*** Opening of Available data ***
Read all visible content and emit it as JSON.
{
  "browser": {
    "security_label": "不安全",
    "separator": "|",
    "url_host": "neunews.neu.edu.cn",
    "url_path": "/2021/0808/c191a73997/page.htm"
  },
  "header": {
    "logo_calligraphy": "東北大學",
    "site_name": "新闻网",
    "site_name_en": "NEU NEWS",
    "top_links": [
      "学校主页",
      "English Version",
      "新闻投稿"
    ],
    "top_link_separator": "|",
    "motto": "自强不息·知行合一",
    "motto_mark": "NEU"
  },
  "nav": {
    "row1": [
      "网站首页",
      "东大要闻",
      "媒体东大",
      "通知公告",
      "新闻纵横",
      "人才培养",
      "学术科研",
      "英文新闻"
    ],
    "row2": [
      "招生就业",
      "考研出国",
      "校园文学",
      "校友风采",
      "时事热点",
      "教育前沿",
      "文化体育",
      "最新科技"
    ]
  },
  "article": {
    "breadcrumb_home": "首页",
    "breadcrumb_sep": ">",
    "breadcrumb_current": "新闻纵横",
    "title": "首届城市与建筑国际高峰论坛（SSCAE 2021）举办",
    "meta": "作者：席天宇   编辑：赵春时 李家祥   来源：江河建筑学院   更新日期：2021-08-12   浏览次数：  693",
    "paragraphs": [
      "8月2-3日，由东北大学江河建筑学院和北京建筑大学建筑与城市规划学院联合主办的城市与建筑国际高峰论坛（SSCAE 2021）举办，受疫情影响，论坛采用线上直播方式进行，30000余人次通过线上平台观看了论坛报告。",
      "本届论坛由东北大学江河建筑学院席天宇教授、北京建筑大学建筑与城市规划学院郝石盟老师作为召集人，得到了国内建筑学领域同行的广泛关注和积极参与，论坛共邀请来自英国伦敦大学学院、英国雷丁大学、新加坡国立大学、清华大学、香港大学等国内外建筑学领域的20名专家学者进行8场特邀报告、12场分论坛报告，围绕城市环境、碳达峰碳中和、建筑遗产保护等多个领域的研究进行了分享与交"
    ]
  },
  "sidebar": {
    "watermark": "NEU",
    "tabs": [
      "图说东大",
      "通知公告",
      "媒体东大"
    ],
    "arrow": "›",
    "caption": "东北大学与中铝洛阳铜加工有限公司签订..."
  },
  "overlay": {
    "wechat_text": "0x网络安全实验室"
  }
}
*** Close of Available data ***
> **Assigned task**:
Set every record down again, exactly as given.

> **Result of this task**:
Read all visible content and emit it as JSON.
{
  "browser": {
    "security_label": "不安全",
    "separator": "|",
    "url_host": "neunews.neu.edu.cn",
    "url_path": "/2021/0808/c191a73997/page.htm"
  },
  "header": {
    "logo_calligraphy": "東北大學",
    "site_name": "新闻网",
    "site_name_en": "NEU NEWS",
    "top_links": [
      "学校主页",
      "English Version",
      "新闻投稿"
    ],
    "top_link_separator": "|",
    "motto": "自强不息·知行合一",
    "motto_mark": "NEU"
  },
  "nav": {
    "row1": [
      "网站首页",
      "东大要闻",
      "媒体东大",
      "通知公告",
      "新闻纵横",
      "人才培养",
      "学术科研",
      "英文新闻"
    ],
    "row2": [
      "招生就业",
      "考研出国",
      "校园文学",
      "校友风采",
      "时事热点",
      "教育前沿",
      "文化体育",
      "最新科技"
    ]
  },
  "article": {
    "breadcrumb_home": "首页",
    "breadcrumb_sep": ">",
    "breadcrumb_current": "新闻纵横",
    "title": "首届城市与建筑国际高峰论坛（SSCAE 2021）举办",
    "meta": "作者：席天宇   编辑：赵春时 李家祥   来源：江河建筑学院   更新日期：2021-08-12   浏览次数：  693",
    "paragraphs": [
      "8月2-3日，由东北大学江河建筑学院和北京建筑大学建筑与城市规划学院联合主办的城市与建筑国际高峰论坛（SSCAE 2021）举办，受疫情影响，论坛采用线上直播方式进行，30000余人次通过线上平台观看了论坛报告。",
      "本届论坛由东北大学江河建筑学院席天宇教授、北京建筑大学建筑与城市规划学院郝石盟老师作为召集人，得到了国内建筑学领域同行的广泛关注和积极参与，论坛共邀请来自英国伦敦大学学院、英国雷丁大学、新加坡国立大学、清华大学、香港大学等国内外建筑学领域的20名专家学者进行8场特邀报告、12场分论坛报告，围绕城市环境、碳达峰碳中和、建筑遗产保护等多个领域的研究进行了分享与交"
    ]
  },
  "sidebar": {
    "watermark": "NEU",
    "tabs": [
      "图说东大",
      "通知公告",
      "媒体东大"
    ],
    "arrow": "›",
    "caption": "东北大学与中铝洛阳铜加工有限公司签订..."
  },
  "overlay": {
    "wechat_text": "0x网络安全实验室"
  }
}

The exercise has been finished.